4. Boeing PB-1G Flying Fortress

A U.S. Coast Guard Boeing PB-1G Flying Fortress search and rescue plane in flight. (USCG photo)

A U.S. Coast Guard Boeing PB-1G Flying Fortress search and rescue plane in flight. (USCG photo)

After World War II, the Army Air Force had a lot of planes lying around – many of which had been built too late for them to see action.

The legendary bomber served as a search-and-rescue asset for 14 years, using a lifeboat slung underneath for that mission. The Coast Guard’s fact sheet notes that another legendary plane, the C-130, eventually replaced the Flying Fortress in their service.

5. MH-68A Stingray

A Coast Guard MH-68 Sting Ray helicopter crew prepares to take off for a patrol of the Savannah River to provide security during the G8 Summit while Air Force One sits in the background. USCG photo by PA3 Ryan Doss

A Coast Guard MH-68 Sting Ray helicopter crew prepares to take off for a patrol of the Savannah River to provide security during the G8 Summit while Air Force One sits in the background. USCG photo by PA3 Ryan Doss

The Coast Guard once had a specialized unit, HITRON 10 (Helicopter Interdiction Squadron 10), that specialized in stopping the flow of drugs into the U.S. To do that, the service got a special helicopter, the MH-68A Stingray — a version of the Agusta A109.

With a forward-looking infrared system, an M240 machine gun, a M82A1 Barrett sniper rifle, and other high-tech avionics, this helo was a lethal hunter. According to Helis.com, the eight-plane force was retired in 2008, and the Coast Guard modified 10 MH-65s to the MH-65C standard to replace them.

6. Sea Bird-class Surface Effect Ships

This three-ship class was fast (25-knot cruising speed), and they were perfectly suited for the drug interdiction mission in the Caribbean.

The lead ship, USCGC Sea Hawk (WSES 2), and her two sisters, USCGC Shearwater (WSES 3) and USCGC Petrel (WSES 4) were commissioned in the 1980s and cost $5 million each.
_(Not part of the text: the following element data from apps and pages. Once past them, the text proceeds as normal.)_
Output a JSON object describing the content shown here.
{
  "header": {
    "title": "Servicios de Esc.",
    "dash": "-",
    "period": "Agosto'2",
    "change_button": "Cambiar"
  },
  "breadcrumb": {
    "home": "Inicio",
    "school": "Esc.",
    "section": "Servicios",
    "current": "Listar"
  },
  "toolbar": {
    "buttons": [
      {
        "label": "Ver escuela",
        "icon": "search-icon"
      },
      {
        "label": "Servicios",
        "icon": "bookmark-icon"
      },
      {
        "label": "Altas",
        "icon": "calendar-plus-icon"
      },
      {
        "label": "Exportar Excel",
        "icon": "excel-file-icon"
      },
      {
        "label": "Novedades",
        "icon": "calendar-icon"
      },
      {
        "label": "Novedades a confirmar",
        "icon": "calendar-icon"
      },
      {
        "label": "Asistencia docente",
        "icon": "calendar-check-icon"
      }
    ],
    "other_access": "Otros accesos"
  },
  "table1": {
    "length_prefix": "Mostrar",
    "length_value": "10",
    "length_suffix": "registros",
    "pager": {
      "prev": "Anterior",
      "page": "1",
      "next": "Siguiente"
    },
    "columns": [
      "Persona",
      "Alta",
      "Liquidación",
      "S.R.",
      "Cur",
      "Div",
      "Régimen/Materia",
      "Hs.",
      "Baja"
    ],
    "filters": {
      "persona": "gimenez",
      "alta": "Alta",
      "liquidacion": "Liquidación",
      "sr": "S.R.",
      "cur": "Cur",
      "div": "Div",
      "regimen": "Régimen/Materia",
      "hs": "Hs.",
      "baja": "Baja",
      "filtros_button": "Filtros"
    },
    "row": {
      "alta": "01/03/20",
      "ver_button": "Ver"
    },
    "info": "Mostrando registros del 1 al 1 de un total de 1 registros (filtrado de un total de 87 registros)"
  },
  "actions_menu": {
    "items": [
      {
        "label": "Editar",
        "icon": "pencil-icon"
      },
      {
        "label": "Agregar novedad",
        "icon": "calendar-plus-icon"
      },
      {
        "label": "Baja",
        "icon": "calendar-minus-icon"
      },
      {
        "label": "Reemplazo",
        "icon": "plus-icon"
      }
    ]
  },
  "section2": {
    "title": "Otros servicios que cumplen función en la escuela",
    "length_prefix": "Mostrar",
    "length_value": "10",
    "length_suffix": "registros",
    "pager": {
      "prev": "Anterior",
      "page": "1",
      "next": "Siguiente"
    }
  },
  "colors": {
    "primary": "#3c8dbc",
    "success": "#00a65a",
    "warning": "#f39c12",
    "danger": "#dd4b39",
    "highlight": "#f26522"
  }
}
While they primarily focused on drug interdiction, they proved very capable assets in search-and-rescue missions as well.
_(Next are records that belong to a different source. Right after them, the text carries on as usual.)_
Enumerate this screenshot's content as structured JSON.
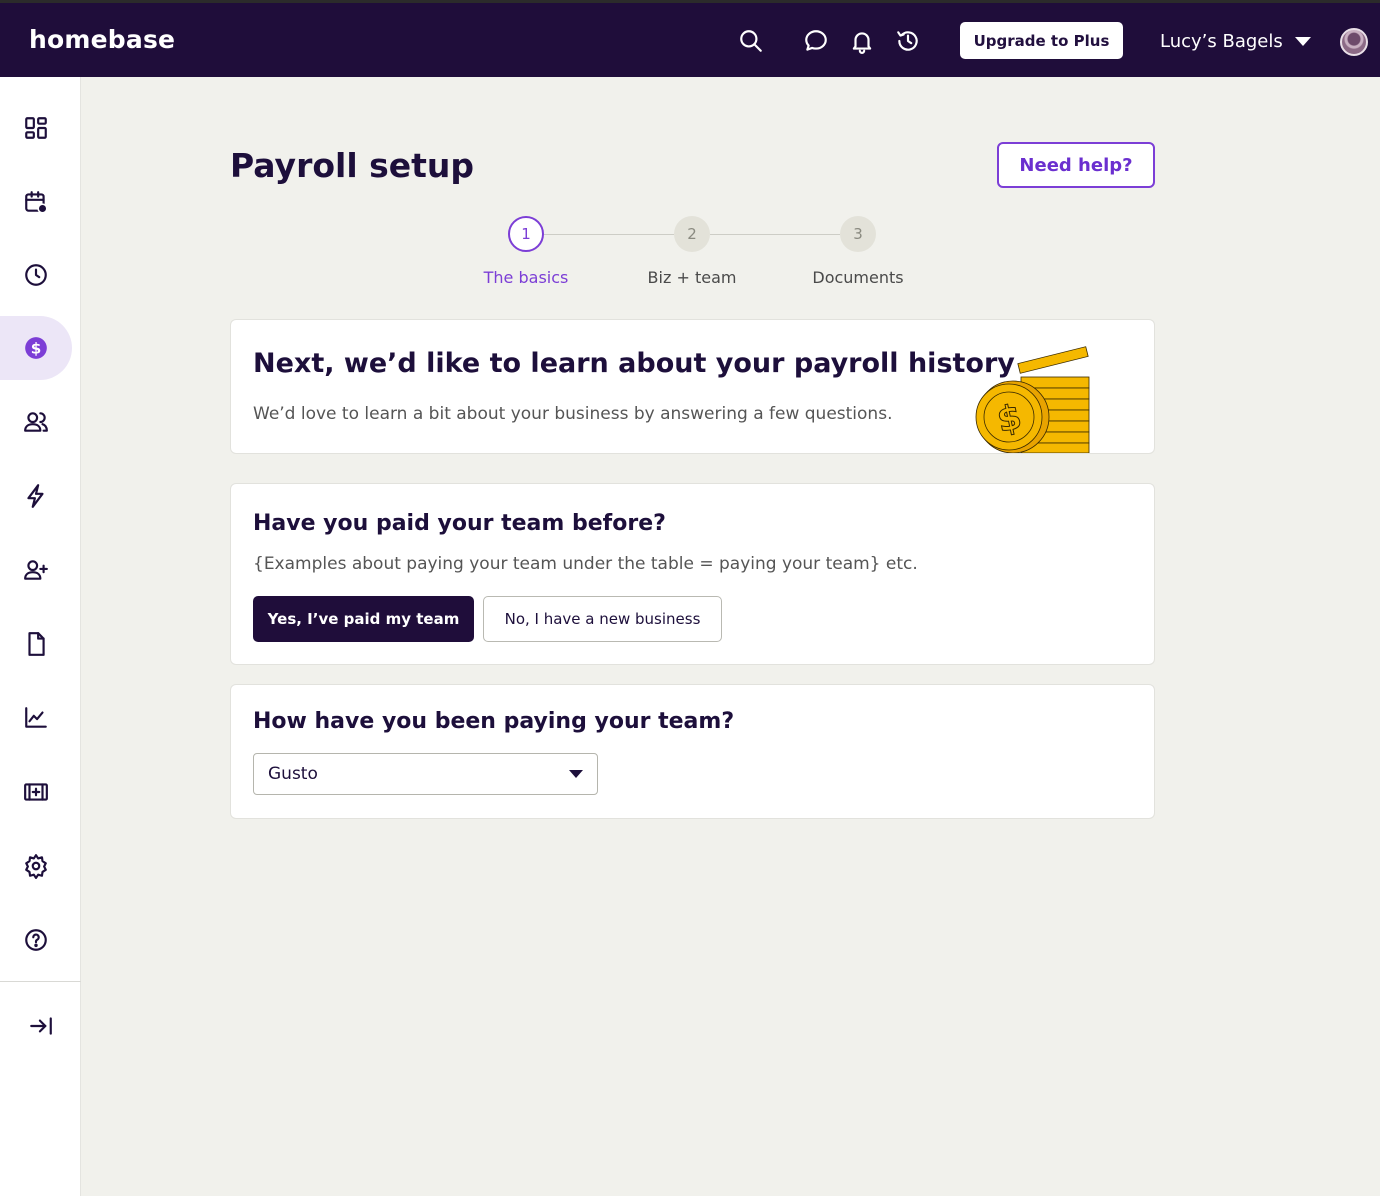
{
  "header": {
    "logo": "homebase",
    "upgrade_label": "Upgrade to Plus",
    "account_name": "Lucy’s Bagels",
    "icons": [
      "search-icon",
      "chat-icon",
      "bell-icon",
      "history-icon"
    ]
  },
  "sidebar": {
    "items": [
      {
        "icon": "dashboard-icon"
      },
      {
        "icon": "schedule-icon"
      },
      {
        "icon": "clock-icon"
      },
      {
        "icon": "payroll-icon",
        "active": true
      },
      {
        "icon": "team-icon"
      },
      {
        "icon": "lightning-icon"
      },
      {
        "icon": "add-user-icon"
      },
      {
        "icon": "document-icon"
      },
      {
        "icon": "reports-icon"
      },
      {
        "icon": "add-ons-icon"
      },
      {
        "icon": "settings-icon"
      },
      {
        "icon": "help-icon"
      }
    ],
    "collapse_icon": "collapse-sidebar-icon"
  },
  "page": {
    "title": "Payroll setup",
    "help_label": "Need help?"
  },
  "stepper": {
    "steps": [
      {
        "number": "1",
        "label": "The basics",
        "active": true
      },
      {
        "number": "2",
        "label": "Biz + team",
        "active": false
      },
      {
        "number": "3",
        "label": "Documents",
        "active": false
      }
    ]
  },
  "intro_card": {
    "title": "Next, we’d like to learn about your payroll history",
    "subtitle": "We’d love to learn a bit about your business by answering a few questions."
  },
  "paid_card": {
    "title": "Have you paid your team before?",
    "subtitle": "{Examples about paying your team under the table = paying your team} etc.",
    "yes_label": "Yes, I’ve paid my team",
    "no_label": "No, I have a new business"
  },
  "method_card": {
    "title": "How have you been paying your team?",
    "selected": "Gusto"
  },
  "colors": {
    "nav_bg": "#1f0d3a",
    "accent": "#7c3ed6",
    "coin": "#f5b800"
  }
}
They all left service in 1994.

But in an era where drug smugglers have “go fast” boats, they might be useful now.

TOP ARTICLES
This is what John McCain thinks of the VA's Veterans CARE Act proposal

US Senator John McCain today applauded the Department of Veterans Affairs' proposed CARE Act, which bolsters the Veterans Choice Program.
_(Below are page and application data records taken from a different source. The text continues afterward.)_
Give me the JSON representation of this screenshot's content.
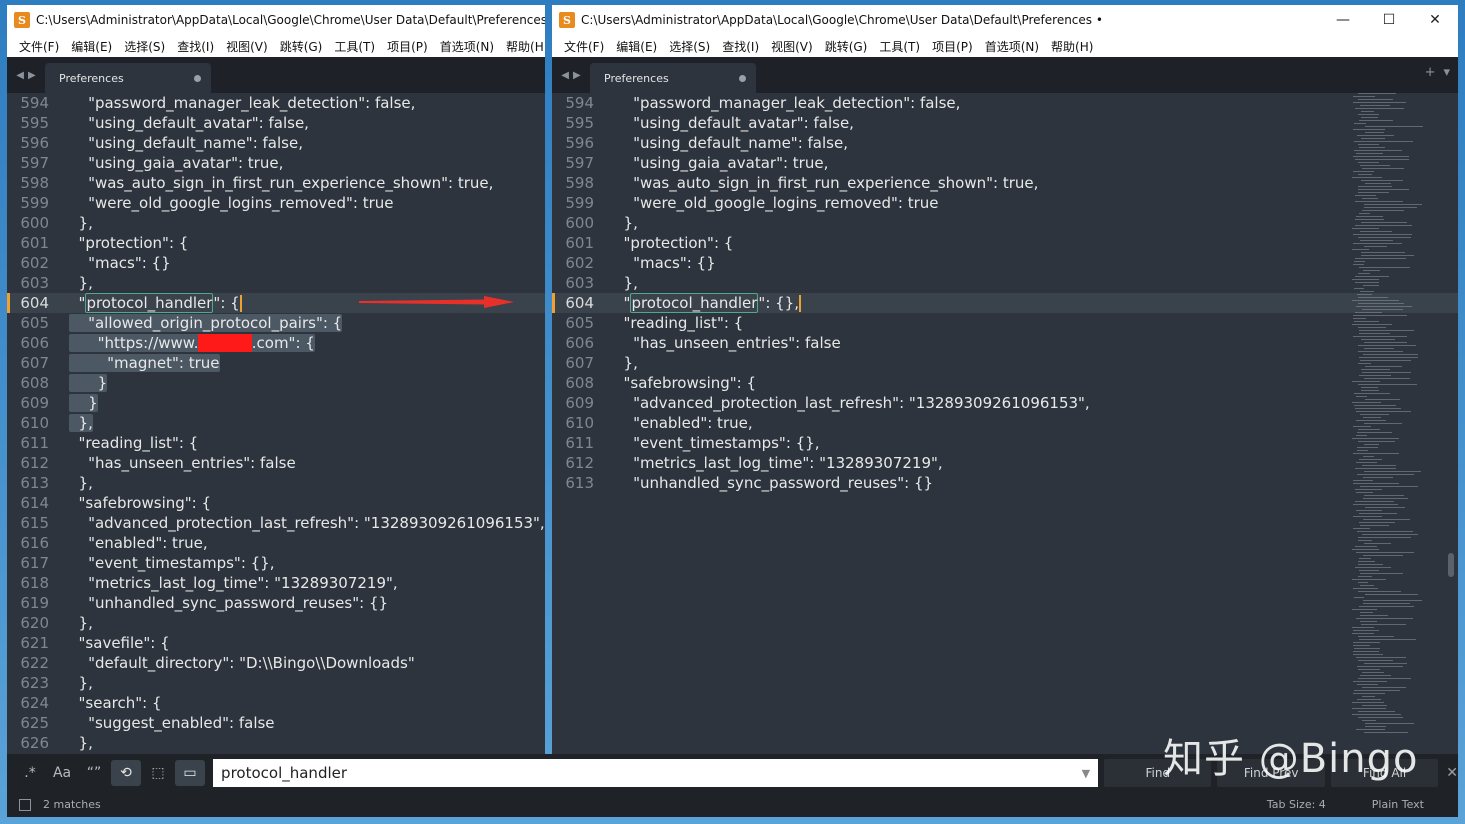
{
  "left_window": {
    "title": "C:\\Users\\Administrator\\AppData\\Local\\Google\\Chrome\\User Data\\Default\\Preferences",
    "menu": [
      "文件(F)",
      "编辑(E)",
      "选择(S)",
      "查找(I)",
      "视图(V)",
      "跳转(G)",
      "工具(T)",
      "项目(P)",
      "首选项(N)",
      "帮助(H)"
    ],
    "tab_label": "Preferences",
    "lines": [
      {
        "n": "594",
        "text": "    \"password_manager_leak_detection\": false,"
      },
      {
        "n": "595",
        "text": "    \"using_default_avatar\": false,"
      },
      {
        "n": "596",
        "text": "    \"using_default_name\": false,"
      },
      {
        "n": "597",
        "text": "    \"using_gaia_avatar\": true,"
      },
      {
        "n": "598",
        "text": "    \"was_auto_sign_in_first_run_experience_shown\": true,"
      },
      {
        "n": "599",
        "text": "    \"were_old_google_logins_removed\": true"
      },
      {
        "n": "600",
        "text": "  },"
      },
      {
        "n": "601",
        "text": "  \"protection\": {"
      },
      {
        "n": "602",
        "text": "    \"macs\": {}"
      },
      {
        "n": "603",
        "text": "  },"
      },
      {
        "n": "604",
        "pre": "  \"",
        "match": "protocol_handler",
        "post": "\": {"
      },
      {
        "n": "605",
        "text": "    \"allowed_origin_protocol_pairs\": {"
      },
      {
        "n": "606",
        "pre": "      \"https://www.",
        "redacted": "xxxxxx",
        "post": ".com\": {"
      },
      {
        "n": "607",
        "text": "        \"magnet\": true"
      },
      {
        "n": "608",
        "text": "      }"
      },
      {
        "n": "609",
        "text": "    }"
      },
      {
        "n": "610",
        "text": "  },"
      },
      {
        "n": "611",
        "text": "  \"reading_list\": {"
      },
      {
        "n": "612",
        "text": "    \"has_unseen_entries\": false"
      },
      {
        "n": "613",
        "text": "  },"
      },
      {
        "n": "614",
        "text": "  \"safebrowsing\": {"
      },
      {
        "n": "615",
        "text": "    \"advanced_protection_last_refresh\": \"13289309261096153\","
      },
      {
        "n": "616",
        "text": "    \"enabled\": true,"
      },
      {
        "n": "617",
        "text": "    \"event_timestamps\": {},"
      },
      {
        "n": "618",
        "text": "    \"metrics_last_log_time\": \"13289307219\","
      },
      {
        "n": "619",
        "text": "    \"unhandled_sync_password_reuses\": {}"
      },
      {
        "n": "620",
        "text": "  },"
      },
      {
        "n": "621",
        "text": "  \"savefile\": {"
      },
      {
        "n": "622",
        "text": "    \"default_directory\": \"D:\\\\Bingo\\\\Downloads\""
      },
      {
        "n": "623",
        "text": "  },"
      },
      {
        "n": "624",
        "text": "  \"search\": {"
      },
      {
        "n": "625",
        "text": "    \"suggest_enabled\": false"
      },
      {
        "n": "626",
        "text": "  },"
      }
    ]
  },
  "right_window": {
    "title": "C:\\Users\\Administrator\\AppData\\Local\\Google\\Chrome\\User Data\\Default\\Preferences •",
    "menu": [
      "文件(F)",
      "编辑(E)",
      "选择(S)",
      "查找(I)",
      "视图(V)",
      "跳转(G)",
      "工具(T)",
      "项目(P)",
      "首选项(N)",
      "帮助(H)"
    ],
    "tab_label": "Preferences",
    "lines": [
      {
        "n": "594",
        "text": "    \"password_manager_leak_detection\": false,"
      },
      {
        "n": "595",
        "text": "    \"using_default_avatar\": false,"
      },
      {
        "n": "596",
        "text": "    \"using_default_name\": false,"
      },
      {
        "n": "597",
        "text": "    \"using_gaia_avatar\": true,"
      },
      {
        "n": "598",
        "text": "    \"was_auto_sign_in_first_run_experience_shown\": true,"
      },
      {
        "n": "599",
        "text": "    \"were_old_google_logins_removed\": true"
      },
      {
        "n": "600",
        "text": "  },"
      },
      {
        "n": "601",
        "text": "  \"protection\": {"
      },
      {
        "n": "602",
        "text": "    \"macs\": {}"
      },
      {
        "n": "603",
        "text": "  },"
      },
      {
        "n": "604",
        "pre": "  \"",
        "match": "protocol_handler",
        "post": "\": {},"
      },
      {
        "n": "605",
        "text": "  \"reading_list\": {"
      },
      {
        "n": "606",
        "text": "    \"has_unseen_entries\": false"
      },
      {
        "n": "607",
        "text": "  },"
      },
      {
        "n": "608",
        "text": "  \"safebrowsing\": {"
      },
      {
        "n": "609",
        "text": "    \"advanced_protection_last_refresh\": \"13289309261096153\","
      },
      {
        "n": "610",
        "text": "    \"enabled\": true,"
      },
      {
        "n": "611",
        "text": "    \"event_timestamps\": {},"
      },
      {
        "n": "612",
        "text": "    \"metrics_last_log_time\": \"13289307219\","
      },
      {
        "n": "613",
        "text": "    \"unhandled_sync_password_reuses\": {}"
      }
    ]
  },
  "find_panel": {
    "regex_label": ".*",
    "case_label": "Aa",
    "word_label": "“”",
    "wrap_label": "⟲",
    "selection_label": "⬚",
    "highlight_label": "▭",
    "query": "protocol_handler",
    "find_label": "Find",
    "find_prev_label": "Find Prev",
    "find_all_label": "Find All"
  },
  "status_bar": {
    "matches": "2 matches",
    "tab_size": "Tab Size: 4",
    "syntax": "Plain Text"
  },
  "watermark": "知乎 @Bingo",
  "colors": {
    "accent_orange": "#f0a030",
    "editor_bg": "#2d343d",
    "redaction": "#ff1a1a",
    "arrow": "#e8302a"
  }
}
This is the Russian super torpedo that could sink the US Navy

The Russian navy’s decline in major surface combatants and nuclear submarines is balanced by their advances in other areas, like this crazy-fast torpedo.

These are the heroic Marines that respond to plane crashes

The requirements to become a Marine Corps Aircraft Rescue and Firefighting Specialist are mental and physical, and the training is intense.

That time a soldier grappled a suicide-bomber and lived

"It was either going to be me or 20 other people back there," Staff Sgt. Jason Fetty realized as he attacked the suicide-bomber moments before the blast.

This is why car bombs are a terrorist go-to

Responsible for two of the three deadliest terrorist attacks against Americans in history, car bombs are tailor made to mess with your mind.

This is the latest version of the M9 service pistol

The M9A3 offers a bigger magazine, a user-friendly grip, and a host of improvements based on lessons learned from over three decades of service.

This is what the DoD has planned for a zombie apocalypse

It does touch on many of the pop culture elements of zombie lore, but it breaks things down to become applicable to most situations that would similar to an actual outbreak.

Some dirtbags messed with an Iwo Jima memorial — and Marines caught 'em on film

Officials say an Iwo Jima memorial in Fall River was doused with the contents of a fire extinguisher last weekend. Police are investigating

Vets are going to get a new ID card, and they'll be ready for use next month

The new identification card will provide employers looking to hire veterans with an easier way to verify an employee's military service.

This is the story behind the rise and fall of the Islamic State group

The Islamic State group, responsible for some of the worst atrocities perpetrated against civilians in recent history, appears on the verge of collapse.